*EXERCISE DIRECTIONS*
Show, from the entries below, every line in which "粉紫渐变" appears.

Records from a data source:
☆ ☆ ☆ ☆ ☆

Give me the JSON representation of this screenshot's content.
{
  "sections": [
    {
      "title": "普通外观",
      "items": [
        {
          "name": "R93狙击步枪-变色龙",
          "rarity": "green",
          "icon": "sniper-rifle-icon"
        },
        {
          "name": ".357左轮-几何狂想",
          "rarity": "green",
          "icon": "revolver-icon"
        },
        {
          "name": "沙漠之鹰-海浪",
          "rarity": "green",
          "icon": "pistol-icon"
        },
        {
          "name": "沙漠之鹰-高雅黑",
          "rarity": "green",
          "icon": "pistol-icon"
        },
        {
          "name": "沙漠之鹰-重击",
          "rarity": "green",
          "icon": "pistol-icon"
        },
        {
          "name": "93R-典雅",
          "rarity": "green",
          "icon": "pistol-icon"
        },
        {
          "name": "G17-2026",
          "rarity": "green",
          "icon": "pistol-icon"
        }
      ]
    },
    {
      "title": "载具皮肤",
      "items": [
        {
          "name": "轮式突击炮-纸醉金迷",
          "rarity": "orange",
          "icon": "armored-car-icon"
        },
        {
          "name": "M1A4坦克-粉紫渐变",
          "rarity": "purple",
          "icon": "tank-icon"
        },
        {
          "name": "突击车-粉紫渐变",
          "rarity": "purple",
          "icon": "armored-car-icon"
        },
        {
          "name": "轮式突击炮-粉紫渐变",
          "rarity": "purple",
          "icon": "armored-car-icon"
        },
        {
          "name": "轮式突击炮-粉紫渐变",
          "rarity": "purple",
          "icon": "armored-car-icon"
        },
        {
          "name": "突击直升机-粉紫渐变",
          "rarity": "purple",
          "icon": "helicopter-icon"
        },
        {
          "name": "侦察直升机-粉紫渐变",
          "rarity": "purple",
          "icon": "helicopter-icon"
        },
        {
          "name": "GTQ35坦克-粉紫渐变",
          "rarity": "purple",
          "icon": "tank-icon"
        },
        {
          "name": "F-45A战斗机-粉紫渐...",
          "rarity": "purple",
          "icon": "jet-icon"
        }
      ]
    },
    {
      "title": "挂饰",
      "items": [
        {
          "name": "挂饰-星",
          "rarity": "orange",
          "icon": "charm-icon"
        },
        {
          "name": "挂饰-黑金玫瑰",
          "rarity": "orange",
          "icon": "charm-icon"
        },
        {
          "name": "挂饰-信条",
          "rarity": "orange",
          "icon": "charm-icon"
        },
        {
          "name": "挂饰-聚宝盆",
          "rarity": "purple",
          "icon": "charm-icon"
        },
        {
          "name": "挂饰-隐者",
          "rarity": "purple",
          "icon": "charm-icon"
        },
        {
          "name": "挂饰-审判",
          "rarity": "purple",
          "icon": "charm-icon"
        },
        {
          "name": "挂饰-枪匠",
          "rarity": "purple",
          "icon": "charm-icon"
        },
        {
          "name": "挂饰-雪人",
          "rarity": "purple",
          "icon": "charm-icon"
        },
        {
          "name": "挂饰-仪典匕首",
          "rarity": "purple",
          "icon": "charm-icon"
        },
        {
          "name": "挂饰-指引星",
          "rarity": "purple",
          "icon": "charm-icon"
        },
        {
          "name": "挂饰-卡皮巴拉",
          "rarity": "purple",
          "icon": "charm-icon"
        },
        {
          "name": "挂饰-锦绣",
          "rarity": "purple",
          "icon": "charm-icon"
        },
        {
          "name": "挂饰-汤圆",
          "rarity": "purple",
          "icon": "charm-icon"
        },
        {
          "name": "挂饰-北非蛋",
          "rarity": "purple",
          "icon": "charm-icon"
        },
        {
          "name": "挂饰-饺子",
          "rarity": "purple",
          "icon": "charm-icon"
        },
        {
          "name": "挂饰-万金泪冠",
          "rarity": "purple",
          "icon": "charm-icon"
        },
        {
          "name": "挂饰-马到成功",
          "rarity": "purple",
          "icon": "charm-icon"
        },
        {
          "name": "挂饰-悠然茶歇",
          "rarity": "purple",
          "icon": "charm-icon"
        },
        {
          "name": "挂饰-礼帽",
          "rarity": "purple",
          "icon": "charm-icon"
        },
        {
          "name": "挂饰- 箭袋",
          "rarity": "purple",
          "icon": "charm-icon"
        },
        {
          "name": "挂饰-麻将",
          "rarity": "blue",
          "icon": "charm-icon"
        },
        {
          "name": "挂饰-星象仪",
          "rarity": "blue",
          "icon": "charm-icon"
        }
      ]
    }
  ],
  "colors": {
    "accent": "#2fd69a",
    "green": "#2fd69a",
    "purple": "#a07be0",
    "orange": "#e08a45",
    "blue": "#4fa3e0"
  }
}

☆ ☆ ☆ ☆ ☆

*YOUR RESPONSE*
          "name": "M1A4坦克-粉紫渐变",
          "name": "突击车-粉紫渐变",
          "name": "轮式突击炮-粉紫渐变",
          "name": "轮式突击炮-粉紫渐变",
          "name": "突击直升机-粉紫渐变",
          "name": "侦察直升机-粉紫渐变",
          "name": "GTQ35坦克-粉紫渐变",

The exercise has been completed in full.